Hi David - I liked this. Good luck with it. My understanding of Gandhi is that he would also be open to not buying a ticket too - in some circumstances. After all in some of his activities he clearly stepped into illegality - in order to draw attention to how unfair the law was. What he did do is always take the consequences (prison) without complaint - again to highlight the ludicrous and unfair nature of the law he was protesting against. So, in my mind both actions would be viable in this instance - buying a ticket and refusing to show it and choosing not to buy a ticket - in protest at the current structures that you describe so well - fleecing passengers with no accountability for train providers. As you also say - each step would have to be peaceful, respectful, clear as to the motifs etc (i.e. not a dodgy excuse to save £). And people would indeed need to be open to whatever consequences followed within the current set up. Imagine long time commuters being fined or worse for not paying for a service that is basically collapsing - that too would be intereseting

Anonymous said...

Possibly a good idea, though not so good when fellow passengers cannot get through the barriers.

This assumes barriers manned, rather than automated barriers, through which one has to present ones ticket.

Prior to change of ownership of Southern there was not a problem.

I always found excellent service and always avoided the First Great Western Cattle trucks.

Southern should be taken into public ownership. No, not re-nationalisation, an open coop, where staff, passengers and government has a stake.

There should be a clause, provide poor service, automatically lose the franchise.

For others, wait until franchise expires.

Guards have an important role on trains. They are responsible for safety. A role enshrined in railway legislation. They can pull a train out of service. It reassures passengers a guard on the train, they can check tickets.

No, we should not get rid of guards.

Unions have to more imaginative. A strike is Old School. It hurts the passengers losing public goodwill, plays into the hands of the government.

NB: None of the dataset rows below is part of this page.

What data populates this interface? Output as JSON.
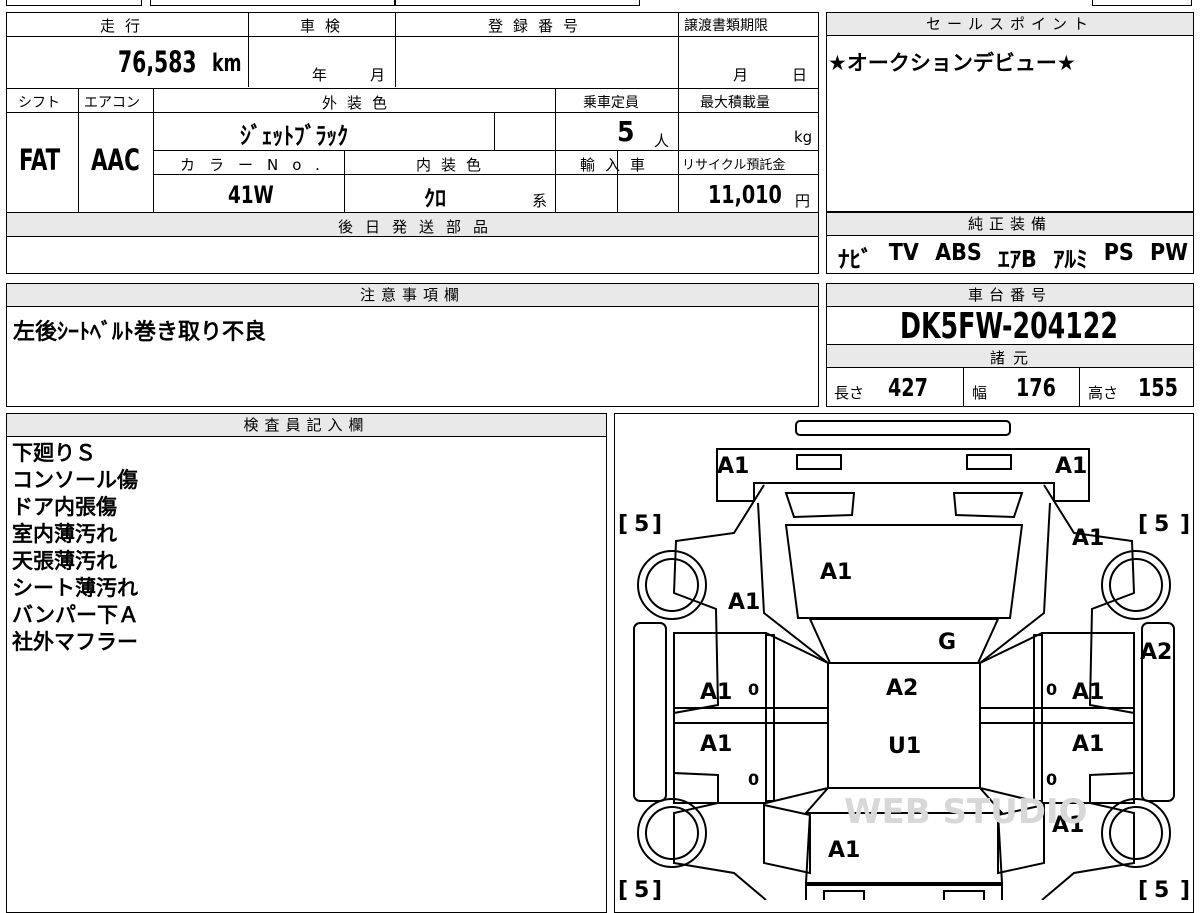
{
  "top_strip": [
    "",
    "",
    "",
    ""
  ],
  "main": {
    "mileage": {
      "label": "走行",
      "value": "76,583",
      "unit": "km"
    },
    "inspection": {
      "label": "車検",
      "year_unit": "年",
      "month_unit": "月"
    },
    "registration": {
      "label": "登録番号",
      "value": ""
    },
    "transfer_deadline": {
      "label": "譲渡書類期限",
      "month_unit": "月",
      "day_unit": "日"
    },
    "shift": {
      "label": "シフト",
      "value": "FAT"
    },
    "aircon": {
      "label": "エアコン",
      "value": "AAC"
    },
    "exterior_color": {
      "label": "外装色",
      "value": "ｼﾞｪｯﾄﾌﾞﾗｯｸ"
    },
    "capacity": {
      "label": "乗車定員",
      "value": "5",
      "unit": "人"
    },
    "max_load": {
      "label": "最大積載量",
      "value": "",
      "unit": "kg"
    },
    "color_no": {
      "label": "カラーNo.",
      "value": "41W"
    },
    "interior_color": {
      "label": "内装色",
      "value": "ｸﾛ",
      "suffix": "系"
    },
    "import_car": {
      "label": "輸入車",
      "value": ""
    },
    "recycle_fee": {
      "label": "リサイクル預託金",
      "value": "11,010",
      "unit": "円"
    },
    "later_parts": {
      "label": "後日発送部品",
      "value": ""
    }
  },
  "sales_point": {
    "label": "セールスポイント",
    "text": "★オークションデビュー★"
  },
  "equipment": {
    "label": "純正装備",
    "items": [
      "ﾅﾋﾞ",
      "TV",
      "ABS",
      "ｴｱB",
      "ｱﾙﾐ",
      "PS",
      "PW"
    ]
  },
  "caution": {
    "label": "注意事項欄",
    "text": "左後ｼｰﾄﾍﾞﾙﾄ巻き取り不良"
  },
  "chassis": {
    "label": "車台番号",
    "value": "DK5FW-204122",
    "spec_label": "諸元",
    "length_label": "長さ",
    "length": "427",
    "width_label": "幅",
    "width": "176",
    "height_label": "高さ",
    "height": "155"
  },
  "inspector": {
    "label": "検査員記入欄",
    "lines": [
      "下廻りＳ",
      "コンソール傷",
      "ドア内張傷",
      "室内薄汚れ",
      "天張薄汚れ",
      "シート薄汚れ",
      "バンパー下Ａ",
      "社外マフラー"
    ]
  },
  "diagram": {
    "marks": {
      "front_left": "A1",
      "front_right": "A1",
      "fender_fl": "A1",
      "fender_fr": "A1",
      "bonnet": "A1",
      "windshield": "G",
      "roof": "A2",
      "roof_lower": "U1",
      "door_fl": "A1",
      "door_fr": "A1",
      "door_rl": "A1",
      "door_rr": "A1",
      "side_right": "A2",
      "quarter_rr": "A1",
      "rear": "A1",
      "door_fl_zero": "0",
      "door_fr_zero": "0",
      "door_rl_zero": "0",
      "door_rr_zero": "0"
    },
    "tires": {
      "fl": "5",
      "fr": "5",
      "rl": "5",
      "rr": "5"
    },
    "watermark": "WEB STUDIO"
  }
}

How about not collect fares that day, open the barriers? That hits Southern, but does not harm passengers.

- Re-nationalise Britain’s failing railways
- European owned British rail companies